===== MATERIAL FOR THIS EXERCISE
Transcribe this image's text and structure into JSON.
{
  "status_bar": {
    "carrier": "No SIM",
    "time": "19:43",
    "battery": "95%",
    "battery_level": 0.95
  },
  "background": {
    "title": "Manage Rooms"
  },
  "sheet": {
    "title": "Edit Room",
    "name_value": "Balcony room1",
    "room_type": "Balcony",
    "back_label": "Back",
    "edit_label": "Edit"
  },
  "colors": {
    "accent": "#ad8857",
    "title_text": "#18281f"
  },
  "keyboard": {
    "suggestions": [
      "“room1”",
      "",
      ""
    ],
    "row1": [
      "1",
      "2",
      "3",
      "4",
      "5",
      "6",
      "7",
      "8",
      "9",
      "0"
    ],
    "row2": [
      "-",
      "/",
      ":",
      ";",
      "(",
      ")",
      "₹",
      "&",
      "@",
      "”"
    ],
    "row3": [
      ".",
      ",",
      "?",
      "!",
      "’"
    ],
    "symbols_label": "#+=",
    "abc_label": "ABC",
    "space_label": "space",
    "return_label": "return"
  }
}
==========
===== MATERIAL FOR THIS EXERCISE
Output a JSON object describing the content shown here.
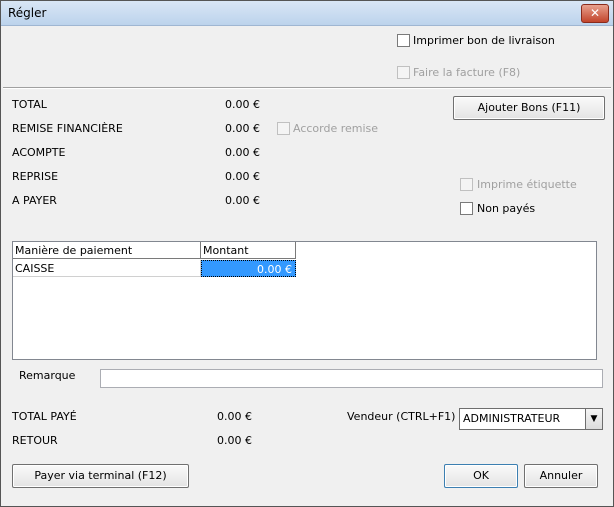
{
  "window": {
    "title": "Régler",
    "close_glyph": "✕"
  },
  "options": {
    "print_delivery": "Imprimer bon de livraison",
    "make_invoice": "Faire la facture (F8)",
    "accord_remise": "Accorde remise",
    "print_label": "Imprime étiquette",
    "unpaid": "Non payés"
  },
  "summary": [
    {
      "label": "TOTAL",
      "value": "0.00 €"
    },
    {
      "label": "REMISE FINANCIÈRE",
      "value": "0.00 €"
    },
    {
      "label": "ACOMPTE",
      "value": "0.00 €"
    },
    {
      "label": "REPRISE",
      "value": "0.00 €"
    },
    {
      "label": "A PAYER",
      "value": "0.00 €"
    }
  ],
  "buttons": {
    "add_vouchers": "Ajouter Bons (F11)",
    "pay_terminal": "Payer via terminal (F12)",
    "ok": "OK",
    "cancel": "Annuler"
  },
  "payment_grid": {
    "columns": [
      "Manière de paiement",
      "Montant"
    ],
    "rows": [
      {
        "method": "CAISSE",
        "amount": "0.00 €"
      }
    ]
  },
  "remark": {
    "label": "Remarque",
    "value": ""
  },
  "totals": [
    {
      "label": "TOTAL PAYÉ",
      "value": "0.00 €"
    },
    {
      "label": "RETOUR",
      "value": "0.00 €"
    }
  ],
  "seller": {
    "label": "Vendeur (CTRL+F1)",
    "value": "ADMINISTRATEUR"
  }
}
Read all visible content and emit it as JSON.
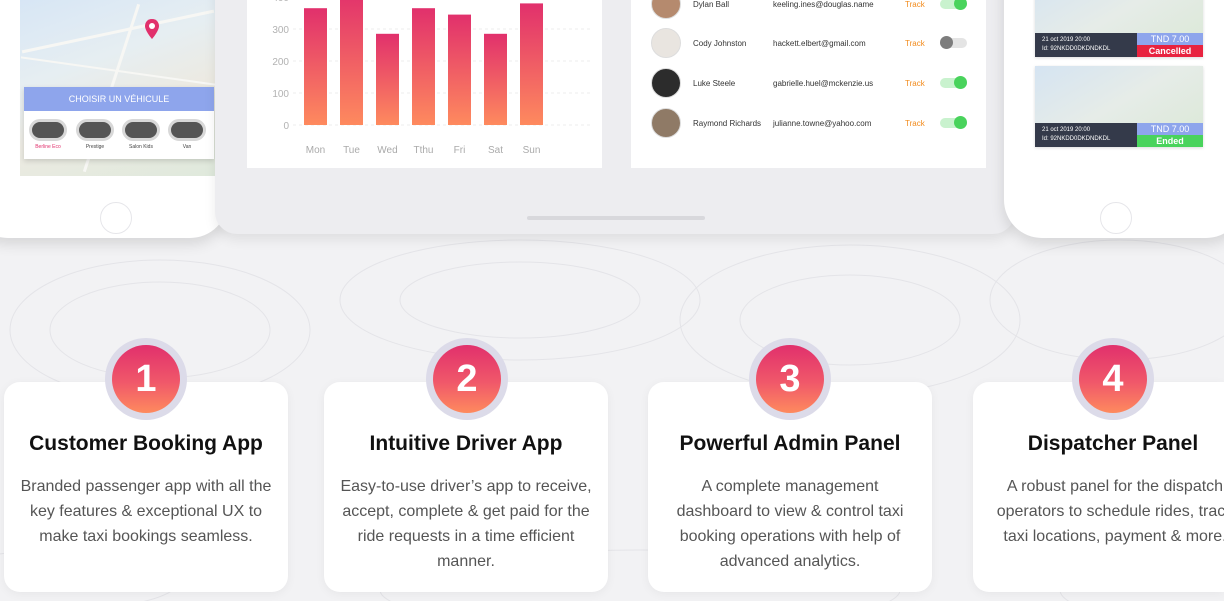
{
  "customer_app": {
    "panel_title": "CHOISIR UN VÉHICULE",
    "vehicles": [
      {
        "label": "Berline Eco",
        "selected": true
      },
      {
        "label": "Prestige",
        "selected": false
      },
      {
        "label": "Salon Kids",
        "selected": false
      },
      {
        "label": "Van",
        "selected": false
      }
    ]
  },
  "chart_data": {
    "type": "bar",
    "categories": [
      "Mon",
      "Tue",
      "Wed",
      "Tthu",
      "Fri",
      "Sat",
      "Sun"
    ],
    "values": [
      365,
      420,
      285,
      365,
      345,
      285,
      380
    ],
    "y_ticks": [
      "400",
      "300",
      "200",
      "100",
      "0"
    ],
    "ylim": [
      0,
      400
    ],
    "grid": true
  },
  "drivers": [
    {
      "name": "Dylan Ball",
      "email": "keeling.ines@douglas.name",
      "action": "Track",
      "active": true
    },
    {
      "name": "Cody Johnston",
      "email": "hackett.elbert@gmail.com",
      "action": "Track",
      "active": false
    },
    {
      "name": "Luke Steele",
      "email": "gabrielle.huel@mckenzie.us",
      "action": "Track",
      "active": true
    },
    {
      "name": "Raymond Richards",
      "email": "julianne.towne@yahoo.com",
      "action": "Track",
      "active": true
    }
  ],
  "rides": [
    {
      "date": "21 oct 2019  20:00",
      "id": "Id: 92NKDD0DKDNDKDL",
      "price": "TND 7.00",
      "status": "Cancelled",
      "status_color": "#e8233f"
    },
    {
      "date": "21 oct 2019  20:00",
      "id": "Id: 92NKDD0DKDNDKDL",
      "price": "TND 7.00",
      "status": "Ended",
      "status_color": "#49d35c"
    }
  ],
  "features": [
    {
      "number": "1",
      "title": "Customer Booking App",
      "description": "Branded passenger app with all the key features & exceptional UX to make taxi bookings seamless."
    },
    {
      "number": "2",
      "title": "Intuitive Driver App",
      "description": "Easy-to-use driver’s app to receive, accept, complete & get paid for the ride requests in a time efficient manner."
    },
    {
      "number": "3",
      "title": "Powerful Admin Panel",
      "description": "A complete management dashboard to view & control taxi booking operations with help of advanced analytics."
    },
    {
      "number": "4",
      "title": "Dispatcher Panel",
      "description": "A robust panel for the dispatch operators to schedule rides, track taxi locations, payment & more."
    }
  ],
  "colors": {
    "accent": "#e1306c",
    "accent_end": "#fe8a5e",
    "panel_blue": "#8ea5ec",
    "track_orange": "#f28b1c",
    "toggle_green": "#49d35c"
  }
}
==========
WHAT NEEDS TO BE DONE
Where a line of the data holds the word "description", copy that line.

ANSWER TO THIS PROBLEM
      "description": "Branded passenger app with all the key features & exceptional UX to make taxi bookings seamless."
      "description": "Easy-to-use driver’s app to receive, accept, complete & get paid for the ride requests in a time efficient manner."
      "description": "A complete management dashboard to view & control taxi booking operations with help of advanced analytics."
      "description": "A robust panel for the dispatch operators to schedule rides, track taxi locations, payment & more."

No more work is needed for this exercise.